Ships

Reviews of products for scale ship models, including submarines.

USS Hornet (CV-8) - Legends of Warfare

Published: March 31st, 2020     
USS Hornet (CV-8) - Legends of Warfare
Reviewed by: Blaine Singleton - IPMS# 50734

The Author

David Doyle's earliest published works appeared in periodicals aimed at the hobby of historic military vehicle restoration. By 1999 this included regular features in leading hobby publications, appearing regularly in US, English and Polish magazines. Since 2003, over 100 of his books have been published. Broadening his horizons from his initial efforts concerning vehicles, he soon added aircraft and warships to his research objectives.

Contents

The book is divided into four chapters all covering the beginning construction to the final day of the Hornet. I've included a brief description of what is contained in each chapter.

USS Skipjack Class Submarines

Published: March 28th, 2020     
USS Skipjack Class Submarines
Reviewed by: Allan Murrell - IPMS# 49715
Scale: 1/700
Company: OKB Grigorov

OKB Grigorov has provided a super USS Skipjack submarine which represent this classic class of American Submarine. The Skipjack class first entered service in 1974.

Included is:

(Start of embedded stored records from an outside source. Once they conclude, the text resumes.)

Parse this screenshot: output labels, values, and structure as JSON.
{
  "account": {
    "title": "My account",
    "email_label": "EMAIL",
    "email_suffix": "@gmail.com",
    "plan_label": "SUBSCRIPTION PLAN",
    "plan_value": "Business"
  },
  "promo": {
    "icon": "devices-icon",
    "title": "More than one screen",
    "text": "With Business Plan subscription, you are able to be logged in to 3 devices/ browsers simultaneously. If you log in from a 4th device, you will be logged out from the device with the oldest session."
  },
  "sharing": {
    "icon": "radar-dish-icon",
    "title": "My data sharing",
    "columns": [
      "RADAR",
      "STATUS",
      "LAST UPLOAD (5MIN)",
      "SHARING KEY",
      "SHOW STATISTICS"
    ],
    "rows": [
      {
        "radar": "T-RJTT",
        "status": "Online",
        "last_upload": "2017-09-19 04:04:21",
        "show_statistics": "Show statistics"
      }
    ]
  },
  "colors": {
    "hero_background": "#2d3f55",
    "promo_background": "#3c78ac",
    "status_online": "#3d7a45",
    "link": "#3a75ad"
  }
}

  • Five resin parts
  • One photoetch sheet
  • One resin submarine
  • One resin stand

The detail quality is great; The parts are very delicate parts that need careful removal from the resin bases.

There was no instruction sheet in the box I received to review, this was not a problem as it was a simple build.

The assembly is quick and easy.

The resin stand is an awesome addition to the kit.

I would like to have seen some small decals.

The final part is painting.

Thanks go to OKB for providing this kit to review and IPMS USA for allowing me to review it for them

German Submarine Type 201

Published: March 28th, 2020     
German Submarine Type 201
Reviewed by: Allan Murrell - IPMS# 49715
Scale: 1:700
Company: OKB Grigorov

OKB Grigorov has provided very nice and unusual submarine in this German Type 201. This was the first post war German submarine. They only built three type 201's U-1, U-2 and U-3 and they first entered service in 1961. The had issues with the Amagnitic steel material which lead to cracks in the structure, so all were scrapped.

Included is:

  • Two Photo Etch Sheets
  • One resin submarine
  • Two small resin parts

The detail quality is great; The parts are very delicate parts that need careful removal from the resin bases.

There was no instruction sheet in the box I received to review, this was not a problem as it was a simple build although there was not much reference materials online due to this being a very short lived program.

The ssembly is quick and easy.

I would like to have seen some small decals.

The final part is painting.

I really enjoy building these small submarine kits and will look for more! They are a very simple and quick build that is fun and leads to a great display once complete.

United States Navy Submarines 1900–2019

Published: March 26th, 2020     
United States Navy Submarines 1900–2019
Reviewed by: Frank Landrus - IPMS# 35035
Company: Pen & Sword

Michael Green is a freelance writer, researcher, and photographer. He specializes in military subjects and has authored and coauthored over 100 non-fiction books, for both children and adults. His books have been translated into several languages. Mr. Green is an honorary lifetime member of the "Marine Corps Tanker Association," as well as the U.S. Army Brotherhood of Tankers. Michael Green lives in Dale City, California.

Pen & Sword's latest book in the Images of War series is a square back soft cover includes 234 gloss paper pages. I counted 130 black and white period photographs. There are 95 color photos, 8 black and white illustrations, and 17 color illustrations.

Soviet Submarine Project 705K Lira (NATO Name Alfa)

Published: March 26th, 2020     
Soviet Submarine Project 705K Lira (NATO Name Alfa)
Reviewed by: Scott Hollingshead - IPMS# 34786
Scale: 1/700
Company: OKB Grigorov

Developed following the concept of a titanium-hulled design first seen in K-162, Project 705, or the Lira class, was a small, streamlined double hull design which was built to operate at depths in excess of 2200 feet, and allegedly deeper than 3600 feet. The submarines of this class (seven in all) were 265 feet-9inches in length, 31 feet at the beam, and had a draught of 26 feet-3inches. The liquid metal reactor and two steam turbines could propel the boat at a speed of 20 knots surfaced, or 42 knots submerged. The weapon options included a loading of up to 18 torpedoes or 21 missiles or 36 mines, and the crew compliment was a mere 31 sailors. In addition to the main screw for propulsion, two small propellers were also present for emergency operations as well as slow, quiet maneuvering.